[Items from an interface collection]
————————
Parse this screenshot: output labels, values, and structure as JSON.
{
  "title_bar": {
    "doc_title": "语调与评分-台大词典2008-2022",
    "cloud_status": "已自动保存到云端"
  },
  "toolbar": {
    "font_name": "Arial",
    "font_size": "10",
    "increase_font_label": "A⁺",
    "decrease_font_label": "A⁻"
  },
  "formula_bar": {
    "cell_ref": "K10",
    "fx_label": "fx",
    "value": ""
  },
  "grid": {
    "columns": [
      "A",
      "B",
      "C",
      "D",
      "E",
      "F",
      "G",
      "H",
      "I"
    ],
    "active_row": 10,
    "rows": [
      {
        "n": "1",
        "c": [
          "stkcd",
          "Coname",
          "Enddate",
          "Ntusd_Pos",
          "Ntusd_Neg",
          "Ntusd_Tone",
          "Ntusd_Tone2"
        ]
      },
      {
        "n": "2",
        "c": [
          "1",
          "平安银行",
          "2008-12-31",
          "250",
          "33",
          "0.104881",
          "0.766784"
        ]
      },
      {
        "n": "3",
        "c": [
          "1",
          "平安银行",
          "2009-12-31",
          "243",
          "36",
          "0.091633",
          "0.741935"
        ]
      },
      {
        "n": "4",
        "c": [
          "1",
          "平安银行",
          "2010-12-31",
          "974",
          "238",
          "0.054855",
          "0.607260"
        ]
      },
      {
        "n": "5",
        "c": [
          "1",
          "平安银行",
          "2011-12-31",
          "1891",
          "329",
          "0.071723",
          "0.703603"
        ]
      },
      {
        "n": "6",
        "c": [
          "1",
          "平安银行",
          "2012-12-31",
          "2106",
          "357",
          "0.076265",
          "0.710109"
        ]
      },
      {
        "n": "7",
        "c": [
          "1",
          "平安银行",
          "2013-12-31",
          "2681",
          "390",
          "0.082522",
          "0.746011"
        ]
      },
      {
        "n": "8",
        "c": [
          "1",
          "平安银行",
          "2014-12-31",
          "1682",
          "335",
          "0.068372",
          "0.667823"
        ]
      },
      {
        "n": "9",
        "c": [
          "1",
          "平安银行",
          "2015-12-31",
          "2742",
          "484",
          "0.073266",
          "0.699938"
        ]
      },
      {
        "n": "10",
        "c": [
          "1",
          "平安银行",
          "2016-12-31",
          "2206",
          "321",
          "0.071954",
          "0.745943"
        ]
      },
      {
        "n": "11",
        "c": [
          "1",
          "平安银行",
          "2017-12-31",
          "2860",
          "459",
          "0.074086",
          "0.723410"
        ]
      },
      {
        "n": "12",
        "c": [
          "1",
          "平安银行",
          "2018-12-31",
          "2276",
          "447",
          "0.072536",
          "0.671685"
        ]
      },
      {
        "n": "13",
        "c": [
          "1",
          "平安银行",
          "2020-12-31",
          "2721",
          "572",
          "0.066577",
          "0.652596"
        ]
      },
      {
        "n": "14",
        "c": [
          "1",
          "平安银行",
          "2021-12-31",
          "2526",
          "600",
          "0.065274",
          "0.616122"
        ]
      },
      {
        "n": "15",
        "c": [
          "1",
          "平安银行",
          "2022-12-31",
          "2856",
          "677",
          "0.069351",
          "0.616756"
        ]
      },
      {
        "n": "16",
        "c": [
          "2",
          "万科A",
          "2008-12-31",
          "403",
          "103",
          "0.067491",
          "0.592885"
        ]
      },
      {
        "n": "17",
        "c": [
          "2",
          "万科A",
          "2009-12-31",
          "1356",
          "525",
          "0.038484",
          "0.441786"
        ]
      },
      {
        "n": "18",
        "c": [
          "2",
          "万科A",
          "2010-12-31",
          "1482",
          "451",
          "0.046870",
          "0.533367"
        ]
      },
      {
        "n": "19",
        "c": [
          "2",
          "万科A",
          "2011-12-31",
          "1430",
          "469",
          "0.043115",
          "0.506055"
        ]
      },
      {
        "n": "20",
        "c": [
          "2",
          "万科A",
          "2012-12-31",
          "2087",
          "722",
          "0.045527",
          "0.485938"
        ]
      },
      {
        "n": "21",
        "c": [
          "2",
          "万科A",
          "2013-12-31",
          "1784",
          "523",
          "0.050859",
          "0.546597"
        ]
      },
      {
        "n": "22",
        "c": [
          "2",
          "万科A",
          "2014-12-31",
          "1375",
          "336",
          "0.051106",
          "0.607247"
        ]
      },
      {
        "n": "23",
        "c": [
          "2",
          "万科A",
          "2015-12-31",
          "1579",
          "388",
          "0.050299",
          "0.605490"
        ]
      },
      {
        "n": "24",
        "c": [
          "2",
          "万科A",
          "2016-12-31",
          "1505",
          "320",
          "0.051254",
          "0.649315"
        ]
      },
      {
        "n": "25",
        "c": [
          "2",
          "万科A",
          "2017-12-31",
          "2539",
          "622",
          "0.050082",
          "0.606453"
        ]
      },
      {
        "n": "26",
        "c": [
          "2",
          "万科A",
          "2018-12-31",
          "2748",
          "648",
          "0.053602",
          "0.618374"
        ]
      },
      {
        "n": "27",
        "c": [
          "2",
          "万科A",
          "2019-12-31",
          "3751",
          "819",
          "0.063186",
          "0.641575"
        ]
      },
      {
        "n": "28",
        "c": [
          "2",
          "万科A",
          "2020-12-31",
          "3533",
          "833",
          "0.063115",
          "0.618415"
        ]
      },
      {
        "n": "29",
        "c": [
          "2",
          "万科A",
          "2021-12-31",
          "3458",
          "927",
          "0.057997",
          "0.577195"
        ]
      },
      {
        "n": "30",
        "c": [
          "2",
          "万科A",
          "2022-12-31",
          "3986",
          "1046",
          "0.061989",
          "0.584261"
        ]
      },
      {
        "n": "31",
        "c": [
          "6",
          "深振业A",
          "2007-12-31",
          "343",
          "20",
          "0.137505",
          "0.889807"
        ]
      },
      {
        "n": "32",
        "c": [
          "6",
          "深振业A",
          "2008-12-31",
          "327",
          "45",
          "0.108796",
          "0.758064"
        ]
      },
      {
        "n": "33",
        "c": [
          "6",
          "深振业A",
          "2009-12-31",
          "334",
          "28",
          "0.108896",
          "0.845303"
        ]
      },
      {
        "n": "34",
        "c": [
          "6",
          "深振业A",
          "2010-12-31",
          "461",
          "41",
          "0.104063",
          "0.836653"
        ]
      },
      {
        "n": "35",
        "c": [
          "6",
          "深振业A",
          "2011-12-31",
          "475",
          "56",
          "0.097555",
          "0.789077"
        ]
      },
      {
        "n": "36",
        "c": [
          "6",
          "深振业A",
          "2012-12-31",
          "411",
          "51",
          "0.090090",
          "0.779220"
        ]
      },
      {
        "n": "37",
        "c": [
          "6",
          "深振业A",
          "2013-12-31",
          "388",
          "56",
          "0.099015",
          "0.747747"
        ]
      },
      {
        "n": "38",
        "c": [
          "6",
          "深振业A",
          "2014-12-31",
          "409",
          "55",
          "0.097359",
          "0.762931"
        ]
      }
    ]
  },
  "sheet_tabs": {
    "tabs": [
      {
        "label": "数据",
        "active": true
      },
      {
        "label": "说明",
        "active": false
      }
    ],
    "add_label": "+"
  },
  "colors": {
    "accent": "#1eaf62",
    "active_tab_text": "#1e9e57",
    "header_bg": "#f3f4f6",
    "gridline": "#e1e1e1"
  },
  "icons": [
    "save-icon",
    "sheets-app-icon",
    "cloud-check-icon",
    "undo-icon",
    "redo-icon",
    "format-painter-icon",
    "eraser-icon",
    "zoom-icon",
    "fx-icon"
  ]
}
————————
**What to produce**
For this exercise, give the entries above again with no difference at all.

**Response box**
Parse this screenshot: output labels, values, and structure as JSON.
{
  "title_bar": {
    "doc_title": "语调与评分-台大词典2008-2022",
    "cloud_status": "已自动保存到云端"
  },
  "toolbar": {
    "font_name": "Arial",
    "font_size": "10",
    "increase_font_label": "A⁺",
    "decrease_font_label": "A⁻"
  },
  "formula_bar": {
    "cell_ref": "K10",
    "fx_label": "fx",
    "value": ""
  },
  "grid": {
    "columns": [
      "A",
      "B",
      "C",
      "D",
      "E",
      "F",
      "G",
      "H",
      "I"
    ],
    "active_row": 10,
    "rows": [
      {
        "n": "1",
        "c": [
          "stkcd",
          "Coname",
          "Enddate",
          "Ntusd_Pos",
          "Ntusd_Neg",
          "Ntusd_Tone",
          "Ntusd_Tone2"
        ]
      },
      {
        "n": "2",
        "c": [
          "1",
          "平安银行",
          "2008-12-31",
          "250",
          "33",
          "0.104881",
          "0.766784"
        ]
      },
      {
        "n": "3",
        "c": [
          "1",
          "平安银行",
          "2009-12-31",
          "243",
          "36",
          "0.091633",
          "0.741935"
        ]
      },
      {
        "n": "4",
        "c": [
          "1",
          "平安银行",
          "2010-12-31",
          "974",
          "238",
          "0.054855",
          "0.607260"
        ]
      },
      {
        "n": "5",
        "c": [
          "1",
          "平安银行",
          "2011-12-31",
          "1891",
          "329",
          "0.071723",
          "0.703603"
        ]
      },
      {
        "n": "6",
        "c": [
          "1",
          "平安银行",
          "2012-12-31",
          "2106",
          "357",
          "0.076265",
          "0.710109"
        ]
      },
      {
        "n": "7",
        "c": [
          "1",
          "平安银行",
          "2013-12-31",
          "2681",
          "390",
          "0.082522",
          "0.746011"
        ]
      },
      {
        "n": "8",
        "c": [
          "1",
          "平安银行",
          "2014-12-31",
          "1682",
          "335",
          "0.068372",
          "0.667823"
        ]
      },
      {
        "n": "9",
        "c": [
          "1",
          "平安银行",
          "2015-12-31",
          "2742",
          "484",
          "0.073266",
          "0.699938"
        ]
      },
      {
        "n": "10",
        "c": [
          "1",
          "平安银行",
          "2016-12-31",
          "2206",
          "321",
          "0.071954",
          "0.745943"
        ]
      },
      {
        "n": "11",
        "c": [
          "1",
          "平安银行",
          "2017-12-31",
          "2860",
          "459",
          "0.074086",
          "0.723410"
        ]
      },
      {
        "n": "12",
        "c": [
          "1",
          "平安银行",
          "2018-12-31",
          "2276",
          "447",
          "0.072536",
          "0.671685"
        ]
      },
      {
        "n": "13",
        "c": [
          "1",
          "平安银行",
          "2020-12-31",
          "2721",
          "572",
          "0.066577",
          "0.652596"
        ]
      },
      {
        "n": "14",
        "c": [
          "1",
          "平安银行",
          "2021-12-31",
          "2526",
          "600",
          "0.065274",
          "0.616122"
        ]
      },
      {
        "n": "15",
        "c": [
          "1",
          "平安银行",
          "2022-12-31",
          "2856",
          "677",
          "0.069351",
          "0.616756"
        ]
      },
      {
        "n": "16",
        "c": [
          "2",
          "万科A",
          "2008-12-31",
          "403",
          "103",
          "0.067491",
          "0.592885"
        ]
      },
      {
        "n": "17",
        "c": [
          "2",
          "万科A",
          "2009-12-31",
          "1356",
          "525",
          "0.038484",
          "0.441786"
        ]
      },
      {
        "n": "18",
        "c": [
          "2",
          "万科A",
          "2010-12-31",
          "1482",
          "451",
          "0.046870",
          "0.533367"
        ]
      },
      {
        "n": "19",
        "c": [
          "2",
          "万科A",
          "2011-12-31",
          "1430",
          "469",
          "0.043115",
          "0.506055"
        ]
      },
      {
        "n": "20",
        "c": [
          "2",
          "万科A",
          "2012-12-31",
          "2087",
          "722",
          "0.045527",
          "0.485938"
        ]
      },
      {
        "n": "21",
        "c": [
          "2",
          "万科A",
          "2013-12-31",
          "1784",
          "523",
          "0.050859",
          "0.546597"
        ]
      },
      {
        "n": "22",
        "c": [
          "2",
          "万科A",
          "2014-12-31",
          "1375",
          "336",
          "0.051106",
          "0.607247"
        ]
      },
      {
        "n": "23",
        "c": [
          "2",
          "万科A",
          "2015-12-31",
          "1579",
          "388",
          "0.050299",
          "0.605490"
        ]
      },
      {
        "n": "24",
        "c": [
          "2",
          "万科A",
          "2016-12-31",
          "1505",
          "320",
          "0.051254",
          "0.649315"
        ]
      },
      {
        "n": "25",
        "c": [
          "2",
          "万科A",
          "2017-12-31",
          "2539",
          "622",
          "0.050082",
          "0.606453"
        ]
      },
      {
        "n": "26",
        "c": [
          "2",
          "万科A",
          "2018-12-31",
          "2748",
          "648",
          "0.053602",
          "0.618374"
        ]
      },
      {
        "n": "27",
        "c": [
          "2",
          "万科A",
          "2019-12-31",
          "3751",
          "819",
          "0.063186",
          "0.641575"
        ]
      },
      {
        "n": "28",
        "c": [
          "2",
          "万科A",
          "2020-12-31",
          "3533",
          "833",
          "0.063115",
          "0.618415"
        ]
      },
      {
        "n": "29",
        "c": [
          "2",
          "万科A",
          "2021-12-31",
          "3458",
          "927",
          "0.057997",
          "0.577195"
        ]
      },
      {
        "n": "30",
        "c": [
          "2",
          "万科A",
          "2022-12-31",
          "3986",
          "1046",
          "0.061989",
          "0.584261"
        ]
      },
      {
        "n": "31",
        "c": [
          "6",
          "深振业A",
          "2007-12-31",
          "343",
          "20",
          "0.137505",
          "0.889807"
        ]
      },
      {
        "n": "32",
        "c": [
          "6",
          "深振业A",
          "2008-12-31",
          "327",
          "45",
          "0.108796",
          "0.758064"
        ]
      },
      {
        "n": "33",
        "c": [
          "6",
          "深振业A",
          "2009-12-31",
          "334",
          "28",
          "0.108896",
          "0.845303"
        ]
      },
      {
        "n": "34",
        "c": [
          "6",
          "深振业A",
          "2010-12-31",
          "461",
          "41",
          "0.104063",
          "0.836653"
        ]
      },
      {
        "n": "35",
        "c": [
          "6",
          "深振业A",
          "2011-12-31",
          "475",
          "56",
          "0.097555",
          "0.789077"
        ]
      },
      {
        "n": "36",
        "c": [
          "6",
          "深振业A",
          "2012-12-31",
          "411",
          "51",
          "0.090090",
          "0.779220"
        ]
      },
      {
        "n": "37",
        "c": [
          "6",
          "深振业A",
          "2013-12-31",
          "388",
          "56",
          "0.099015",
          "0.747747"
        ]
      },
      {
        "n": "38",
        "c": [
          "6",
          "深振业A",
          "2014-12-31",
          "409",
          "55",
          "0.097359",
          "0.762931"
        ]
      }
    ]
  },
  "sheet_tabs": {
    "tabs": [
      {
        "label": "数据",
        "active": true
      },
      {
        "label": "说明",
        "active": false
      }
    ],
    "add_label": "+"
  },
  "colors": {
    "accent": "#1eaf62",
    "active_tab_text": "#1e9e57",
    "header_bg": "#f3f4f6",
    "gridline": "#e1e1e1"
  },
  "icons": [
    "save-icon",
    "sheets-app-icon",
    "cloud-check-icon",
    "undo-icon",
    "redo-icon",
    "format-painter-icon",
    "eraser-icon",
    "zoom-icon",
    "fx-icon"
  ]
}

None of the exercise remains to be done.